Date of Graduation


Document Type


Degree Name

Master of Science in Geology (MS)

Degree Level





Jill A. Marshall

Committee Member

Matthew Covington

Second Committee Member

Kusum Naithani


Critical-zone, Ecohydrology, Roots, Sensors, Tree, Weathering
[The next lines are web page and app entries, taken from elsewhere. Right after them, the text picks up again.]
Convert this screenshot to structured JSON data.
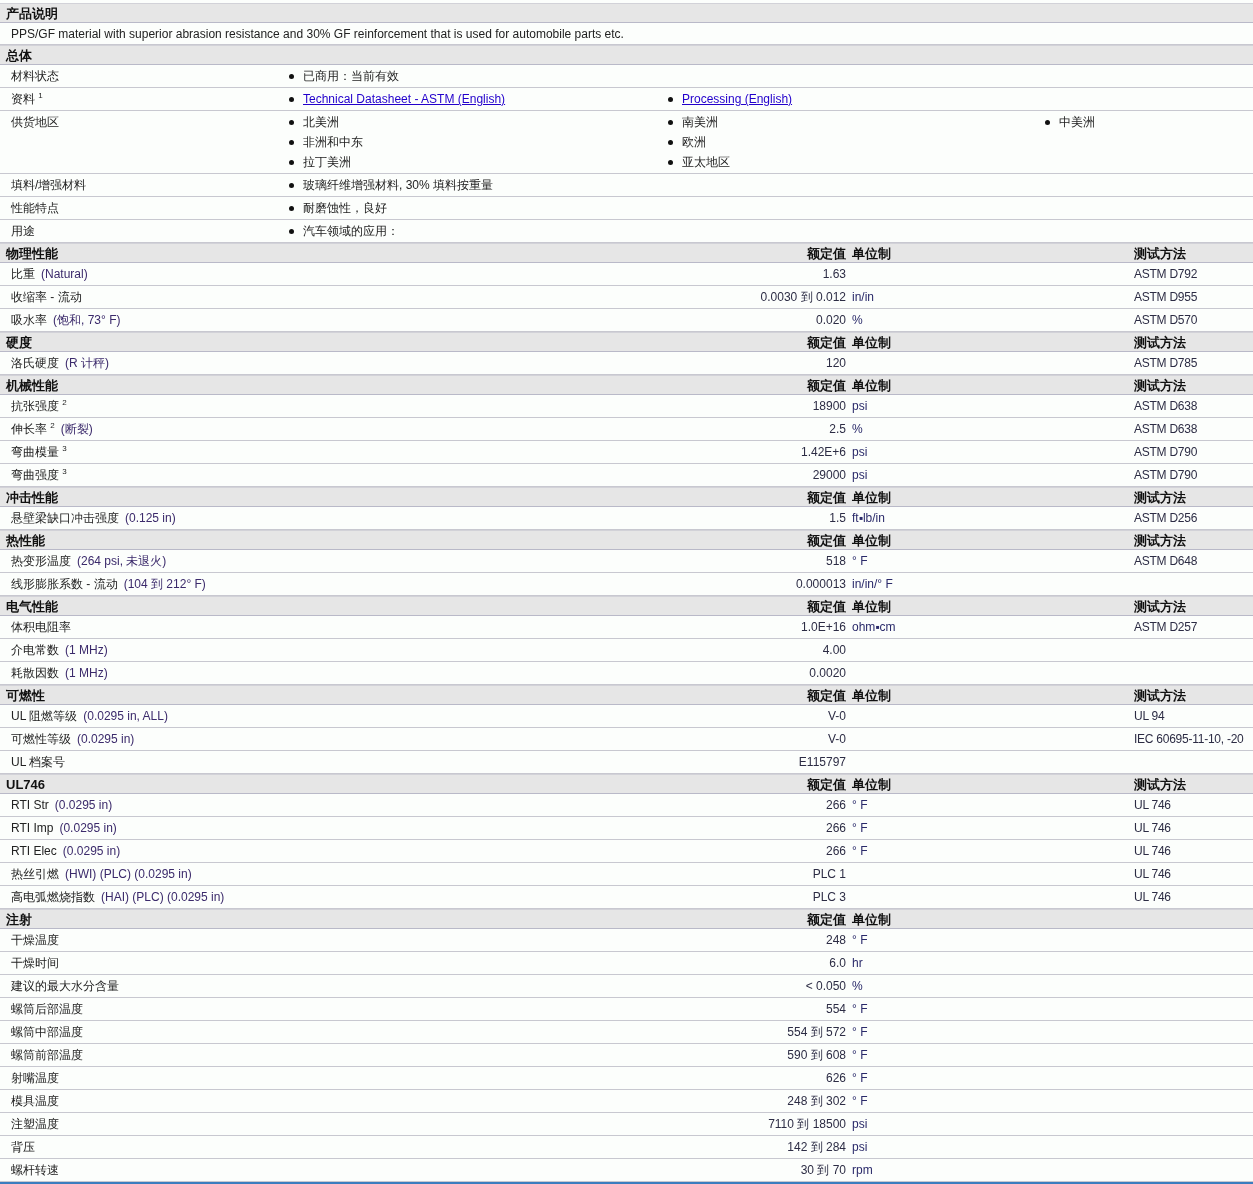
{
  "description_section": {
    "title": "产品说明",
    "text": "PPS/GF material with superior abrasion resistance and 30% GF reinforcement that is used for automobile parts etc."
  },
  "general_section": {
    "title": "总体",
    "rows": [
      {
        "label": "材料状态",
        "kind": "text",
        "columns": [
          [
            "已商用：当前有效"
          ]
        ]
      },
      {
        "label": "资料 $^{1}$",
        "kind": "link",
        "columns": [
          [
            "Technical Datasheet - ASTM (English)"
          ],
          [
            "Processing (English)"
          ]
        ]
      },
      {
        "label": "供货地区",
        "kind": "text",
        "columns": [
          [
            "北美洲",
            "非洲和中东",
            "拉丁美洲"
          ],
          [
            "南美洲",
            "欧洲",
            "亚太地区"
          ],
          [
            "中美洲"
          ]
        ]
      },
      {
        "label": "填料/增强材料",
        "kind": "text",
        "columns": [
          [
            "玻璃纤维增强材料, 30% 填料按重量"
          ]
        ]
      },
      {
        "label": "性能特点",
        "kind": "text",
        "columns": [
          [
            "耐磨蚀性，良好"
          ]
        ]
      },
      {
        "label": "用途",
        "kind": "text",
        "columns": [
          [
            "汽车领域的应用："
          ]
        ]
      }
    ]
  },
  "property_sections": [
    {
      "title": "物理性能",
      "value_heading": "额定值",
      "unit_heading": "单位制",
      "method_heading": "测试方法",
      "rows": [
        {
          "name": "比重",
          "condition": "(Natural)",
          "value": "1.63",
          "method": "ASTM D792"
        },
        {
          "name": "收缩率 - 流动",
          "value": "0.0030 到 0.012",
          "unit": "in/in",
          "method": "ASTM D955"
        },
        {
          "name": "吸水率",
          "condition": "(饱和, 73° F)",
          "value": "0.020",
          "unit": "%",
          "method": "ASTM D570"
        }
      ]
    },
    {
      "title": "硬度",
      "value_heading": "额定值",
      "unit_heading": "单位制",
      "method_heading": "测试方法",
      "rows": [
        {
          "name": "洛氏硬度",
          "condition": "(R 计秤)",
          "value": "120",
          "method": "ASTM D785"
        }
      ]
    },
    {
      "title": "机械性能",
      "value_heading": "额定值",
      "unit_heading": "单位制",
      "method_heading": "测试方法",
      "rows": [
        {
          "name": "抗张强度 $^{2}$",
          "value": "18900",
          "unit": "psi",
          "method": "ASTM D638"
        },
        {
          "name": "伸长率 $^{2}$",
          "condition": "(断裂)",
          "value": "2.5",
          "unit": "%",
          "method": "ASTM D638"
        },
        {
          "name": "弯曲模量 $^{3}$",
          "value": "1.42E+6",
          "unit": "psi",
          "method": "ASTM D790"
        },
        {
          "name": "弯曲强度 $^{3}$",
          "value": "29000",
          "unit": "psi",
          "method": "ASTM D790"
        }
      ]
    },
    {
      "title": "冲击性能",
      "value_heading": "额定值",
      "unit_heading": "单位制",
      "method_heading": "测试方法",
      "rows": [
        {
          "name": "悬壁梁缺口冲击强度",
          "condition": "(0.125 in)",
          "value": "1.5",
          "unit": "ft▪lb/in",
          "method": "ASTM D256"
        }
      ]
    },
    {
      "title": "热性能",
      "value_heading": "额定值",
      "unit_heading": "单位制",
      "method_heading": "测试方法",
      "rows": [
        {
          "name": "热变形温度",
          "condition": "(264 psi, 未退火)",
          "value": "518",
          "unit": "° F",
          "method": "ASTM D648"
        },
        {
          "name": "线形膨胀系数 - 流动",
          "condition": "(104 到 212° F)",
          "value": "0.000013",
          "unit": "in/in/° F"
        }
      ]
    },
    {
      "title": "电气性能",
      "value_heading": "额定值",
      "unit_heading": "单位制",
      "method_heading": "测试方法",
      "rows": [
        {
          "name": "体积电阻率",
          "value": "1.0E+16",
          "unit": "ohm▪cm",
          "method": "ASTM D257"
        },
        {
          "name": "介电常数",
          "condition": "(1 MHz)",
          "value": "4.00"
        },
        {
          "name": "耗散因数",
          "condition": "(1 MHz)",
          "value": "0.0020"
        }
      ]
    },
    {
      "title": "可燃性",
      "value_heading": "额定值",
      "unit_heading": "单位制",
      "method_heading": "测试方法",
      "rows": [
        {
          "name": "UL 阻燃等级",
          "condition": "(0.0295 in, ALL)",
          "value": "V-0",
          "method": "UL 94"
        },
        {
          "name": "可燃性等级",
          "condition": "(0.0295 in)",
          "value": "V-0",
          "method": "IEC 60695-11-10, -20"
        },
        {
          "name": "UL 档案号",
          "value": "E115797"
        }
      ]
    },
    {
      "title": "UL746",
      "value_heading": "额定值",
      "unit_heading": "单位制",
      "method_heading": "测试方法",
      "rows": [
        {
          "name": "RTI Str",
          "condition": "(0.0295 in)",
          "value": "266",
          "unit": "° F",
          "method": "UL 746"
        },
        {
          "name": "RTI Imp",
          "condition": "(0.0295 in)",
          "value": "266",
          "unit": "° F",
          "method": "UL 746"
        },
        {
          "name": "RTI Elec",
          "condition": "(0.0295 in)",
          "value": "266",
          "unit": "° F",
          "method": "UL 746"
        },
        {
          "name": "热丝引燃",
          "condition": "(HWI) (PLC) (0.0295 in)",
          "value": "PLC 1",
          "method": "UL 746"
        },
        {
          "name": "高电弧燃烧指数",
          "condition": "(HAI) (PLC) (0.0295 in)",
          "value": "PLC 3",
          "method": "UL 746"
        }
      ]
    },
    {
      "title": "注射",
      "value_heading": "额定值",
      "unit_heading": "单位制",
      "rows": [
        {
          "name": "干燥温度",
          "value": "248",
          "unit": "° F"
        },
        {
          "name": "干燥时间",
          "value": "6.0",
          "unit": "hr"
        },
        {
          "name": "建议的最大水分含量",
          "value": "< 0.050",
          "unit": "%"
        },
        {
          "name": "螺筒后部温度",
          "value": "554",
          "unit": "° F"
        },
        {
          "name": "螺筒中部温度",
          "value": "554 到 572",
          "unit": "° F"
        },
        {
          "name": "螺筒前部温度",
          "value": "590 到 608",
          "unit": "° F"
        },
        {
          "name": "射嘴温度",
          "value": "626",
          "unit": "° F"
        },
        {
          "name": "模具温度",
          "value": "248 到 302",
          "unit": "° F"
        },
        {
          "name": "注塑温度",
          "value": "7110 到 18500",
          "unit": "psi"
        },
        {
          "name": "背压",
          "value": "142 到 284",
          "unit": "psi"
        },
        {
          "name": "螺杆转速",
          "value": "30 到 70",
          "unit": "rpm"
        }
      ]
    }
  ]
}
The role of tree roots as stressors that contribute to physical weathering processes and thus soil generation remains an open question in critical zone science. While evidence suggests roots may be able to damage rock by accessing pre-existing fractures, where they can expand due to water uptake or generate forces on rock in response to wind gusts, these processes have not been investigated in temperate karst regions until now. I monitored forces at the root-rock interface for an American elm and Hackberry tree between September 2019 and May 2020. I used piezoelectric force sensors to determine if differences in species, tree size, the distance of roots from the tree, wind or precipitation conditions affected the frequency or magnitude of forces exerted by tree roots onto bedrock. I analyzed meteorological conditions in addition to root forces to examine the environmental controls on diurnal cycles of forces exerted on the bedrock and to identify how roots responded to wind gusts and rainfall events. Roots of both species exerted higher daily forces between the hours of 10:30 and 23:00, reaching daily maximum forces between 15:00 and 18:00, and exerting forces for approximately an extra hour during the fall and spring compared to the winter. I determined that temperature’s impact on vapor pressure deficit, which controls the rate of transpiration, was the primary driver of the timing of daily forces. Precipitation led to periods of higher forces, as the roots expanded due to water-uptake as well as reduced tree transpiration from lower VPD and solar radiation during rainfall events. Roots of greater size exerted increasing fluctuations in forces onto the bedrock in response to wind gusts and rainfall. American elm roots exerted forces on the bedrock more frequently during windy periods compared to the Hackberry roots. Variations in the root response to wind and precipitation events are hypothesized to be linked to contrasting rooting strategies between species and the specific functional role of individual roots in supporting the tree. My findings suggest that in warmer conditions, with more intense rainfall events, roots will exert greater forces on bedrock due to 1) increased temperature-controlled vapor pressure deficit and, 2) heavy rainfall-induced forces due to water uptake. These projected increase in forces suggest that in the karst landscape of Northwest Arkansas, tree roots may accelerate the physical weathering of bedrock.